182- Ann Seman, MS, CGC: Mosaicism for SRY Positive Y Chromosome in Karyotype and Chromosomal Microarray Analysis in a Female with Turner syndrome Presentation.
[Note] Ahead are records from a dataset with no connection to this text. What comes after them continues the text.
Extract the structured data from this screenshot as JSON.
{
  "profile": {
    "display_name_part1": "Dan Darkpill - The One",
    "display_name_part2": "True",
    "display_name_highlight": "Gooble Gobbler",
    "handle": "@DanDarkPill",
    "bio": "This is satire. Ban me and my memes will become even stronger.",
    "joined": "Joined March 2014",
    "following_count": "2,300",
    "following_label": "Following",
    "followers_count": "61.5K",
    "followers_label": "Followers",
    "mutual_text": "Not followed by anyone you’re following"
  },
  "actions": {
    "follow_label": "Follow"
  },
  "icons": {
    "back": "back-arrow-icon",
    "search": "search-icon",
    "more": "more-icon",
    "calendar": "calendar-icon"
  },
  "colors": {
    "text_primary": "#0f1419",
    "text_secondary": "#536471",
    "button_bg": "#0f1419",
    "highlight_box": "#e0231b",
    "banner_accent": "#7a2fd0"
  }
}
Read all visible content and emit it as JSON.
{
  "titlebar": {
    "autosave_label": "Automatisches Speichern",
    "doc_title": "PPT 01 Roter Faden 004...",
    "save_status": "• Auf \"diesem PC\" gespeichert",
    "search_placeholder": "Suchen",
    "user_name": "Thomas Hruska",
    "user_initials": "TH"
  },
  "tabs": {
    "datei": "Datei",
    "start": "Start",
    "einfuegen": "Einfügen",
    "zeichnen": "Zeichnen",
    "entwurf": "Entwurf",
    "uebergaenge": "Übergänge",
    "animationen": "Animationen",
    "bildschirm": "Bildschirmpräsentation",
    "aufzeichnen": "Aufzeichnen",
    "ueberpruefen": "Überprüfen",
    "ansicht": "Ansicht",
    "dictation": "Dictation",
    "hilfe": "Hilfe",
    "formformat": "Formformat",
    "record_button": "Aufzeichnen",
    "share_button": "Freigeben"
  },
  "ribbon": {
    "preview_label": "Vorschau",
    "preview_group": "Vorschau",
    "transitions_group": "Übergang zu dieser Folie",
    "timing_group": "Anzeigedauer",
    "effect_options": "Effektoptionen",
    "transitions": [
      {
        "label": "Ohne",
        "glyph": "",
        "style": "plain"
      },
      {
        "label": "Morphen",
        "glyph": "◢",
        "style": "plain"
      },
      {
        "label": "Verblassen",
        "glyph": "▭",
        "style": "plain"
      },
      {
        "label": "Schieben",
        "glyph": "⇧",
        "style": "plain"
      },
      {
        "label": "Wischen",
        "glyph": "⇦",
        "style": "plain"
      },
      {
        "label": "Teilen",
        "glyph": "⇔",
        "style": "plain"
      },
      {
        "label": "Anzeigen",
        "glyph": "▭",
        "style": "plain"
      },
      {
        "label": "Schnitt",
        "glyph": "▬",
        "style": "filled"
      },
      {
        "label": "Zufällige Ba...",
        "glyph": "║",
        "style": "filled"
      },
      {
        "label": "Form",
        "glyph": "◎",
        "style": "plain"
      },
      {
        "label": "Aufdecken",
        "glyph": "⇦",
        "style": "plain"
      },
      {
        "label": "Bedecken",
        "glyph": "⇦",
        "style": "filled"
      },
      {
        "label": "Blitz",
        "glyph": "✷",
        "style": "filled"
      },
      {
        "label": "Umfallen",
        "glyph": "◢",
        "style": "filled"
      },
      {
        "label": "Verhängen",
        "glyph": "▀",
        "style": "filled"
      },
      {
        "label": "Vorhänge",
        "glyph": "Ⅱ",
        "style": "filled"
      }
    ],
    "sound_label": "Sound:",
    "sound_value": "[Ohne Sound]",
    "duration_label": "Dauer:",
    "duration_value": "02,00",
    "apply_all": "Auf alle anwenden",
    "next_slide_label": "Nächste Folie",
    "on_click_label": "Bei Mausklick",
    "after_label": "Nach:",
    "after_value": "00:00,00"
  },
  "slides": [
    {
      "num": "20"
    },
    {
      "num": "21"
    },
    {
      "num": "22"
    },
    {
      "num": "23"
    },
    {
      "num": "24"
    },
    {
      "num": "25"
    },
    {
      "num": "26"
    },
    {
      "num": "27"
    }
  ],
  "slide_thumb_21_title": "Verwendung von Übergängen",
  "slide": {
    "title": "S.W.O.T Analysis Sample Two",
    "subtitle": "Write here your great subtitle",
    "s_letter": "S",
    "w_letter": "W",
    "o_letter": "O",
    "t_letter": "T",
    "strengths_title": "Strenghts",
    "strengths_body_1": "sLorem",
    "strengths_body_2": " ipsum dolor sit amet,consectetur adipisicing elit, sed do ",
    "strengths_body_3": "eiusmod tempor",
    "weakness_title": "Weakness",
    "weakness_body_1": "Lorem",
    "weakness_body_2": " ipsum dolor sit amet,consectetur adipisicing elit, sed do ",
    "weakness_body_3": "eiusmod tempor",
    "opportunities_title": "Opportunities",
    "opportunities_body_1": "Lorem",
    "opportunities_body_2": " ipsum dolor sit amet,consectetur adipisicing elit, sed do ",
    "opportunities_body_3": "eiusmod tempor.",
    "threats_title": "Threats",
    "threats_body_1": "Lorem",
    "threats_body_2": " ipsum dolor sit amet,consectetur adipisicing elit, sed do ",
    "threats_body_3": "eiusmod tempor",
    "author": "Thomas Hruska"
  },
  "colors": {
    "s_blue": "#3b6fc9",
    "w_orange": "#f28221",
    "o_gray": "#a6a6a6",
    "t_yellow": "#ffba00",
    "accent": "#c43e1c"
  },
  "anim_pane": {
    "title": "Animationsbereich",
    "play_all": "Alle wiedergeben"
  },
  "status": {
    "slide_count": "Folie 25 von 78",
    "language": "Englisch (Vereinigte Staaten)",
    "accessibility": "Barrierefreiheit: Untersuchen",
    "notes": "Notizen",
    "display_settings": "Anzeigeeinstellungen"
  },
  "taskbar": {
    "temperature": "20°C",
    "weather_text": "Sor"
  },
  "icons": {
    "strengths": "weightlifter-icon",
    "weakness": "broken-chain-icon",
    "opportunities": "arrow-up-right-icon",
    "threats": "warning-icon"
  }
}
Mixed gonadal dysgenesis is a sexual differentiation disorder typically caused by a chromosomal abnormality, usually a form of 45,X/46,XY mosaicism.  A combination of testing methodologies is often necessary in order to elucidate the finding.  We report on a three-year-old female who was assessed as a newborn due to intrauterine growth restriction, coarctation of the aorta, congenital hypothyroidism, and hypoglycemia.  Due to suspicion for Turner syndrome, a karyotype was ordered and was resulted as 45,X[6]/46,X,+mar[16].  The karyotype was reported as indicative of Turner syndrome (TS), or a TS variant.  FISH analysis using X and Y probes led to the identification of the marker chromosome as idic(Y)(q11.2), which includes the gene SRY, the sex-determining factor for males.  As a result of the presence of Y chromosome material, the patient underwent gonadectomy due to the increased risk for gonadoblastoma.  Pathologic examination revealed fallopian tube and epididymis on the left, but no definitive gonadal tissue.  The right gonad showed dysgenesis consistent with ovotestis containing Sertoli-only tubules, streak ovarian stroma, epididymis, and fallopian tube with no germ cells present.  This pathology is consistent with mixed gonadal dysgenesis.  Now at the age of 3 the patient was referred for the Claritas Genomics custom SNP chromosomal microarray analysis (CMA) to further refine the breakpoints of the isodicentric Y.  The CMA was run against reference DNA from a female then a male.  When run with the female control, the CMA identified the entire loss of X and a gain of Yp11.31-q11.221; with the male control the CMA detected loss of Yq11.221-q11.23.  In most cases of 45,X/46,XY with SRY present, the phenotypic presentation is male, however, this patient is phenotypically female, most likely as a result of the mosaicism, although her presentation could also be due to a sequence change within SRY.  Sequencing of SRY has not been performed, so the possibility that the female phenotype is due to a pathogenic variant has not been excluded.  However, studies have shown this to be a rare event (Hersmus R et al. BMC Med Genet. 2012; 13:108).  Since it can simultaneously identify the chromosomal origin of and assign fairly precise breakpoints to marker chromosomes as well as confirm the presence of individual genes, CMA can be used in place of FISH following karyotype findings such as those present in this case.  The full story of this patient’s chromosome abnormality could not have been learned without the combination of analyses, but even with the utilization of this sophisticated testing, the patient’s atypical presentation would not have been predicted.